The area needs for water reservoir is huge, as a power plant needs million of cubic debit. When looking to the indirect effect, it might be a counter productive effect if the reservoir is being built in a rain forest or peat land with high carbon content. The inundation of rain forest lowland could lead to more GHG emission, the methane which is much more stronger than the carbon dioxide itself. The life cycle study and environmental impact consideration become the most challenging part to be taken in to account.

As per RUPTL (literally translated as the Business Plan of Electricity Power Development), water power plant surpasses other renewable sources for now and future installed capacity. The government seems more convenient to be committed in the most mature renewable energy technology, the water power. However, the development of water power plant should be focused on under-developed area like Kalimantan and Papua. The technology for PLTMH (micro hydroelectricity power plant) is easy to access and installed in those area. The massive micro generation plan for remote area implementation could solve the lack of electricity transmission issue amidst the transition of wider implementation in the next 20 years.

The forecast

International Energy Agency forecast electricity demand in 2035 to be dominated by renewable. The usage of fossil fuels for electricity generation is decreasing, except for natural gas. Even though the share of coal in power generation is decreased to 30.72% from 39.91% in 2012, there will be slight increase of coal power generated. Renewable account for 28.72% share on world electricity generation; slightly below is natural gas with 26.15%. Nuclear forecast to only have a tenth of share in world electricity power. “Of the 5.9 trillion kWh of new renewable generation added over the projection period, hydroelectric and wind each account for 1.9 trillion kWh (33%), solar energy for 859 billion kWh (15%), and other renewable (mostly biomass and waste) for 856 billion kWh (14%)” (International Energy Agency , 2016).

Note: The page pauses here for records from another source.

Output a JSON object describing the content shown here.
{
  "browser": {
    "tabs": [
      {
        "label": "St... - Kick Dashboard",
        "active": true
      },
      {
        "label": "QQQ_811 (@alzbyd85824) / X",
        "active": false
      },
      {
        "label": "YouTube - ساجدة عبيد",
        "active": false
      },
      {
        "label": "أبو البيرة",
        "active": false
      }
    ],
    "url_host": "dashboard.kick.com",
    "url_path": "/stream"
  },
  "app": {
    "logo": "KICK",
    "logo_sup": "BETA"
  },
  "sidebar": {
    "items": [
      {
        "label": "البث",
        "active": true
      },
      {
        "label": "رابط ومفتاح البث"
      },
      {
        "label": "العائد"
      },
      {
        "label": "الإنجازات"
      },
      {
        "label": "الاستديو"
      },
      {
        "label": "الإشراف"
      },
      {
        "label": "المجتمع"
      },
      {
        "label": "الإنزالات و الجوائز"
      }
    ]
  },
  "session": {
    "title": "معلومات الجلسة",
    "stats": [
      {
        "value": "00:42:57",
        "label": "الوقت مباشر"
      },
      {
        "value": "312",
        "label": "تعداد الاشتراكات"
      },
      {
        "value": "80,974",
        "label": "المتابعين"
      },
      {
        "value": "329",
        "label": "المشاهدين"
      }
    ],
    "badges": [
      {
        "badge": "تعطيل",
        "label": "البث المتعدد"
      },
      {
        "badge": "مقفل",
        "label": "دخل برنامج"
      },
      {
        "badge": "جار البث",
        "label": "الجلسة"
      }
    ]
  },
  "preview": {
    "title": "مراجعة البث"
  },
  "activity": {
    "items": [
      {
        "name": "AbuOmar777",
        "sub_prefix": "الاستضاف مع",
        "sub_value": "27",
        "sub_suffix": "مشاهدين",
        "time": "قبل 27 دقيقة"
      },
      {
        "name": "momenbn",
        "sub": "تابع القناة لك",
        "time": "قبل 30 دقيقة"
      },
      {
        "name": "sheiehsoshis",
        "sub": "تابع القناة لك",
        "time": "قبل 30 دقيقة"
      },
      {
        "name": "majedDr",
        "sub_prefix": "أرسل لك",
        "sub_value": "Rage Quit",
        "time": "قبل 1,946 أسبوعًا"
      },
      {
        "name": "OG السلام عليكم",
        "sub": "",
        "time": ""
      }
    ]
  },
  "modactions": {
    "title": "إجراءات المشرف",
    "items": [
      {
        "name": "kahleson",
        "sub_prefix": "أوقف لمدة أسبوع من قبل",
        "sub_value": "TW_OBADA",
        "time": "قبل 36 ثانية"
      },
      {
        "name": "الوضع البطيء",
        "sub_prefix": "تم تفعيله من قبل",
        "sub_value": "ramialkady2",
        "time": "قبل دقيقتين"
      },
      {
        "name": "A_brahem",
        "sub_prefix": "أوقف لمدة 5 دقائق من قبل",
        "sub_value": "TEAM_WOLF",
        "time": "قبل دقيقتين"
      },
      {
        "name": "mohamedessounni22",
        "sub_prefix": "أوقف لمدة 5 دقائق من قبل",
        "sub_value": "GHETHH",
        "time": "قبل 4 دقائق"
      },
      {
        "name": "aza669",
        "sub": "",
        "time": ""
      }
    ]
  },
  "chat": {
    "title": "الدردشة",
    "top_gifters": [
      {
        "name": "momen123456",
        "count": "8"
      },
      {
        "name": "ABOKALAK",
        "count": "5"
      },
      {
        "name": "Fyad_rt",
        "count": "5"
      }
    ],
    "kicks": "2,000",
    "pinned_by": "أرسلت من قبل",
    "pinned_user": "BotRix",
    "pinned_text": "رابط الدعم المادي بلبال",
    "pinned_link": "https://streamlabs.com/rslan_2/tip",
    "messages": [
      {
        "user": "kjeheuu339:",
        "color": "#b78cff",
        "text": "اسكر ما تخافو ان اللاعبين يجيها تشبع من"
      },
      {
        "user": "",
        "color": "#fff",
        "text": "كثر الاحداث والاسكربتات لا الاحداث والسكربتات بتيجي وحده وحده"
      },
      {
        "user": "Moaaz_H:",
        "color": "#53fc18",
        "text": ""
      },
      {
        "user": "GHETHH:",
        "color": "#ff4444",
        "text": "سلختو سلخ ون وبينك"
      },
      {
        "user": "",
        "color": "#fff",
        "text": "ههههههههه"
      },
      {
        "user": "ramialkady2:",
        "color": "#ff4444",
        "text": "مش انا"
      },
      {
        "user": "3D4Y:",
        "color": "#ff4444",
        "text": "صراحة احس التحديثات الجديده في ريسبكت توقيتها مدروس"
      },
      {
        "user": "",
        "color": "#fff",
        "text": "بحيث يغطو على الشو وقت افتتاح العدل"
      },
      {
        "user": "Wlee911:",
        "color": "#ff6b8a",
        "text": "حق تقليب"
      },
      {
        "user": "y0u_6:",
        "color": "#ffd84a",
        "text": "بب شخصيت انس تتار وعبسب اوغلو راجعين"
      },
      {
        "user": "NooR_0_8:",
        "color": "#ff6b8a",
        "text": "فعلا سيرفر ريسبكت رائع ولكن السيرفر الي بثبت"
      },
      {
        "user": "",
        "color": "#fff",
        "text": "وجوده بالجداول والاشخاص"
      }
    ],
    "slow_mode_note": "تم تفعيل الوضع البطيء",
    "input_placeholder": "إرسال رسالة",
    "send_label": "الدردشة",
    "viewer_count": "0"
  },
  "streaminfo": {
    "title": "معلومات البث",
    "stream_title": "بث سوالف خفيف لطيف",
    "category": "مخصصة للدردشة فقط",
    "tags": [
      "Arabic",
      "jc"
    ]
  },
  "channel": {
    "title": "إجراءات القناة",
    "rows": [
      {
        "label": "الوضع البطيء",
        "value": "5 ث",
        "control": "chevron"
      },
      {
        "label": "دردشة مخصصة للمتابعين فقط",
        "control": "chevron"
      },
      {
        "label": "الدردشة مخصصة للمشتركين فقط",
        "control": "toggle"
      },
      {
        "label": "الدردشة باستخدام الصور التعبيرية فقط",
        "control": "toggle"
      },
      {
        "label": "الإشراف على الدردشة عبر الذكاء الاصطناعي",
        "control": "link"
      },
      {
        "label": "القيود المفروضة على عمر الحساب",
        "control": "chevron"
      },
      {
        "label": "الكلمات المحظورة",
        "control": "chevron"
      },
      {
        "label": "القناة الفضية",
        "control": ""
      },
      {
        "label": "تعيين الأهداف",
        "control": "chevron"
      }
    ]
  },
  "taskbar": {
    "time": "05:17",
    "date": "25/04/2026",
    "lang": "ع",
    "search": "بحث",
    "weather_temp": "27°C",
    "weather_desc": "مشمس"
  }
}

Agency for Assessment and Application of Technology (as translated from BPPT: Badan Pengkajian dan Penerapan Teknologi) proposed a different scenario for electricity supply. Coal still accounts for more than 50% electricity supply in Indonesia, as the mineral supplies are enormous (BPPT, 2015). Nuclear will not grow until 2030. Renewables will grow significantly, especially geothermal and hydro power as two biggest electricity supplier from renewable energy side. Other renewable like wind, solar, biomass, and tidal energy follow behind with slight growth. The projection shows the optimist plan of geothermal and hydro power plant in the future. While in the present, the development of geothermal well still facing technical difficulties that lead to high cost; and hydro power plant construction sites often intersect with forest conversation site.

Conclusion, geothermal and hydroelectricity power are too good to be true without proper support and clear ambition. Without additional incentive from outside the electricity pricing contract, I am reluctant that these two growing in the next 5 years. Coal is getting cheaper and easier to get.

Digiprove sealCopyright secured by Digiprove © 2020 Ronald Sukianto
Share the article:

Leave a Reply

Your email address will not be published. Required fields are marked *